KAMARAJ MADE ME FEEL LIKE A HEROHINE!
What a memory!
Anusuya Devi, a friend of mine, was running an association called Young Women’s Harijan Welfare Association. I used to accompany her whenever she met celebrities for seeking their help in running it.
One such memorable meeting happened in 1963. It was with the late Perunthalaivar – the great leader – Kamaraj. Many personages of our country have written about Kamaraj, but commoners like this writer have also had unique personal experiences worthy of narration. I had the golden opportunity of meeting him once at his residence in Thirumalai Pillai Road in T. Nagar when he was the chief minister of Tamil Nadu. Many people were already waiting to see him. We were the only ladies. But, within two minutes, his helper, Vairavan, materialised before us and asked us in.
There were no chairs in the room. Only some mattresses were spread on the floor. Kamaraj too was sitting on a mattress, his back resting on a pillow. He greeted us smiling and gestured to us to sit. We sat after greeting him. His sharp eyes fell on me with curiosity and my friend introduced me as a writer for children. (At that time I was writing only for children.) When she said I used to write in Kalkandu, he asked, “Tamilvanan’s magazine, isn’t it? But who has the time to read Kalkandu?” and smiled broadly.
Just then Vairavan came there and asked if the vakil’s clerk could come for reading out an urgent affidavit and Kamaraj nodded. The next moment the clerk came in and he asked him to read it. He started to read it which was in English and he listened intently tapping with his fingers on top of his head. Suddenly, he interrupted him in Tamil and said, “Why are you beating around the bush? Instead, you could have used the simple legal term habeas corpus, isn’t it?” The clerk scratched his head guiltily as well as sheepishly and altered the affidavit. My friend nudged me secretly, which meant, “Didn’t I tell you, he understands English very well and speaks it too?” Yes. Before coming there, she’d told me that though he didn’t study in school beyond the 7th or so standard, because of his close association with the great Congress leader, Satyamurthi, for long, he’d gathered a lot of English knowledge.
Then, after he finished reading, he sent him away and turned to us:
“Tell me. What is the next film you’re planning to screen for collecting funds for your association?” She said she had the idea of screening Ezhai Pangaalan and she’d come to him only to seek his help for it. Gemini Ganesan had acted in it and the title which meant “Friend of the poor” painted obviously to Kamaraj. He promised to do the needful and asked her to ring him up after two days. Then he smilingly reminisced about his having seen the film Malaikkallan with MGR as the hero when she screened it for collecting funds and said MGR was at his best and he also liked the acting of comedian Durairaj as constable 441 in it. He remembered even the constable’s staff number!
That was my only meeting with him.
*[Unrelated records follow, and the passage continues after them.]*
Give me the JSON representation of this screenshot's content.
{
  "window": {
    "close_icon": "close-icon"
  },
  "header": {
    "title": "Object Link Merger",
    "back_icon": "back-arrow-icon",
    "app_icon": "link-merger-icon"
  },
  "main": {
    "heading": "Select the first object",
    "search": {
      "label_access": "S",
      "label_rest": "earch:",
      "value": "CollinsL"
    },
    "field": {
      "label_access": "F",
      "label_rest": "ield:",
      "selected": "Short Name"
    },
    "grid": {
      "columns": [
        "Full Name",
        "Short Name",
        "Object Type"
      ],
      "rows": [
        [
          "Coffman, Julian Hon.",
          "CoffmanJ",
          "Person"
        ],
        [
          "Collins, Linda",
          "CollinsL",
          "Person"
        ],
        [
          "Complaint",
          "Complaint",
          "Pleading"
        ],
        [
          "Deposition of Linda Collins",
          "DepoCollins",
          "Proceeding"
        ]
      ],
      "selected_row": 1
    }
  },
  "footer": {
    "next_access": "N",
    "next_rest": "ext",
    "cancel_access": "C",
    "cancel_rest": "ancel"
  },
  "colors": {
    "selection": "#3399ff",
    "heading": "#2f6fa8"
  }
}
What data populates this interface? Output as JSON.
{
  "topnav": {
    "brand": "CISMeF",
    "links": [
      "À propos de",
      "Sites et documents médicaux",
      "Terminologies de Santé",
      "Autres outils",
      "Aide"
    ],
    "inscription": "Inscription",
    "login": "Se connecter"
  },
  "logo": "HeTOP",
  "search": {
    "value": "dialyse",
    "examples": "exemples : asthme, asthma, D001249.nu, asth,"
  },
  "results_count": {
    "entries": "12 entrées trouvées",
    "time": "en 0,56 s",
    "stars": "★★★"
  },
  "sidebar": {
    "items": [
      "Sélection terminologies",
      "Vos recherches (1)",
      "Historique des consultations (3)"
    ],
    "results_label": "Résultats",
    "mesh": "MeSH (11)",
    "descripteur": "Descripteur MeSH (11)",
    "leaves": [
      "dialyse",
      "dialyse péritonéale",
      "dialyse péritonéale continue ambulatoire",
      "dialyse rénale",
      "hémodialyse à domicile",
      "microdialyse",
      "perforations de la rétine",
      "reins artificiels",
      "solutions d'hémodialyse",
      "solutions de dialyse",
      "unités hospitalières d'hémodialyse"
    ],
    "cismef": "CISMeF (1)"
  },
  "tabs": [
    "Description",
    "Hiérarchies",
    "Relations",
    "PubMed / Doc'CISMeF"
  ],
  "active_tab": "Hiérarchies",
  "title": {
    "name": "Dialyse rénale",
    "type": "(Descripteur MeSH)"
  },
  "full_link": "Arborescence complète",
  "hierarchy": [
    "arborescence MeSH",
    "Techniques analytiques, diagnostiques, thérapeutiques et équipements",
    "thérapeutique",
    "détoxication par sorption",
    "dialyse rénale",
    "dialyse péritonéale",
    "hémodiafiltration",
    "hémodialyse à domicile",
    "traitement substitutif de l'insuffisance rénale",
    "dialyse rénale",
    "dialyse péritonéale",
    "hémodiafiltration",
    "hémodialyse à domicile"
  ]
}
After a long gap, elections for Madras Corporation Councilors was announced and Kamaraj came round the city standing in a bullockdriven cart greeting the public with joined palms and smiling, silently canvassing as was his wont. Spotting his cart at the street-end, all the residents thronged at the entrances to glance at the beloved leader. It was a narrow street. To avoid a bump, the cart swerved and came very near our house and the gap between him and us was just three feet. He spotted me, nodded, and gestured too waving his hand, smiling. The neighbours around easily guessed his gesticulations were all for me alone! I was too pleasantly shocked to greet him in turn, but just smiled back. My neighbours asked me, “You know him?” I proudly said (rather lied), “Yes!” (as one cannot say so having met the person only once!) I marvelled at his memory. Everyone around me was amazed and I felt like a heroine!
Men are more often bribed by their loyalties and ambitions than by money.